## Exercise brief
In this exercise, every entry is to be copied exactly.

Dataset rows for apps and sites
- Opening Delimiter -
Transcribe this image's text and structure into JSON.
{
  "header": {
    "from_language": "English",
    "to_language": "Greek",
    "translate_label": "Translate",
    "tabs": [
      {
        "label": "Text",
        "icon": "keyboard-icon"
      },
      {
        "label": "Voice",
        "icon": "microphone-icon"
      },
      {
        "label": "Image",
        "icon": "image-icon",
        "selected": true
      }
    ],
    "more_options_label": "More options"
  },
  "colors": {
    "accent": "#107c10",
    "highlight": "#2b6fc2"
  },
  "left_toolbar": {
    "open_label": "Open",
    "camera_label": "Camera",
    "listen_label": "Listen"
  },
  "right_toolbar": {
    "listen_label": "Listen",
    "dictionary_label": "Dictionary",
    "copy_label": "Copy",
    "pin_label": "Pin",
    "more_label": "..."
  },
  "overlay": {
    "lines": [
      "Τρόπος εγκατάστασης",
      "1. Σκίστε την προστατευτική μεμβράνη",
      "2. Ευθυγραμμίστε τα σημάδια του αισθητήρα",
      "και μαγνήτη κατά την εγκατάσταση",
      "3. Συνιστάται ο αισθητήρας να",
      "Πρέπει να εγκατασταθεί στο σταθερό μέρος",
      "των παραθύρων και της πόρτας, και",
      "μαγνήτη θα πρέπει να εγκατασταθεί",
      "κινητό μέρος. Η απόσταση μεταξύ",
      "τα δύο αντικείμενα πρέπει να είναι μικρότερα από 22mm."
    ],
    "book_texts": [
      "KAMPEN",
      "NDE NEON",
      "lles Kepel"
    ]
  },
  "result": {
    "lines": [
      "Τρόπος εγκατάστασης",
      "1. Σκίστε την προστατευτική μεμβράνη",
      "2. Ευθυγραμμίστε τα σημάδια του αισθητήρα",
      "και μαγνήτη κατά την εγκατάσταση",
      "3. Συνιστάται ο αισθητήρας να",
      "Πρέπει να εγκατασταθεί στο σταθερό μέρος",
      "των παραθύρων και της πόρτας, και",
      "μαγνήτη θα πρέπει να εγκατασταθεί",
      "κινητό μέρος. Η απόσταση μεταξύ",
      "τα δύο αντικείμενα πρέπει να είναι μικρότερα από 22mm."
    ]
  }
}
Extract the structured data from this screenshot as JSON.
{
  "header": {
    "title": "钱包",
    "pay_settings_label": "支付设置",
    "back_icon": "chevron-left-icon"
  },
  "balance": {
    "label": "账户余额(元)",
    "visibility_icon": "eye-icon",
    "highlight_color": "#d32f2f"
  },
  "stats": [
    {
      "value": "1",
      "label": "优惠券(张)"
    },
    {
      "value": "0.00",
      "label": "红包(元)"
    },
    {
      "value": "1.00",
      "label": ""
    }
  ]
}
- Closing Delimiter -
## Expected output
Transcribe this image's text and structure into JSON.
{
  "header": {
    "from_language": "English",
    "to_language": "Greek",
    "translate_label": "Translate",
    "tabs": [
      {
        "label": "Text",
        "icon": "keyboard-icon"
      },
      {
        "label": "Voice",
        "icon": "microphone-icon"
      },
      {
        "label": "Image",
        "icon": "image-icon",
        "selected": true
      }
    ],
    "more_options_label": "More options"
  },
  "colors": {
    "accent": "#107c10",
    "highlight": "#2b6fc2"
  },
  "left_toolbar": {
    "open_label": "Open",
    "camera_label": "Camera",
    "listen_label": "Listen"
  },
  "right_toolbar": {
    "listen_label": "Listen",
    "dictionary_label": "Dictionary",
    "copy_label": "Copy",
    "pin_label": "Pin",
    "more_label": "..."
  },
  "overlay": {
    "lines": [
      "Τρόπος εγκατάστασης",
      "1. Σκίστε την προστατευτική μεμβράνη",
      "2. Ευθυγραμμίστε τα σημάδια του αισθητήρα",
      "και μαγνήτη κατά την εγκατάσταση",
      "3. Συνιστάται ο αισθητήρας να",
      "Πρέπει να εγκατασταθεί στο σταθερό μέρος",
      "των παραθύρων και της πόρτας, και",
      "μαγνήτη θα πρέπει να εγκατασταθεί",
      "κινητό μέρος. Η απόσταση μεταξύ",
      "τα δύο αντικείμενα πρέπει να είναι μικρότερα από 22mm."
    ],
    "book_texts": [
      "KAMPEN",
      "NDE NEON",
      "lles Kepel"
    ]
  },
  "result": {
    "lines": [
      "Τρόπος εγκατάστασης",
      "1. Σκίστε την προστατευτική μεμβράνη",
      "2. Ευθυγραμμίστε τα σημάδια του αισθητήρα",
      "και μαγνήτη κατά την εγκατάσταση",
      "3. Συνιστάται ο αισθητήρας να",
      "Πρέπει να εγκατασταθεί στο σταθερό μέρος",
      "των παραθύρων και της πόρτας, και",
      "μαγνήτη θα πρέπει να εγκατασταθεί",
      "κινητό μέρος. Η απόσταση μεταξύ",
      "τα δύο αντικείμενα πρέπει να είναι μικρότερα από 22mm."
    ]
  }
}
Extract the structured data from this screenshot as JSON.
{
  "header": {
    "title": "钱包",
    "pay_settings_label": "支付设置",
    "back_icon": "chevron-left-icon"
  },
  "balance": {
    "label": "账户余额(元)",
    "visibility_icon": "eye-icon",
    "highlight_color": "#d32f2f"
  },
  "stats": [
    {
      "value": "1",
      "label": "优惠券(张)"
    },
    {
      "value": "0.00",
      "label": "红包(元)"
    },
    {
      "value": "1.00",
      "label": ""
    }
  ]
}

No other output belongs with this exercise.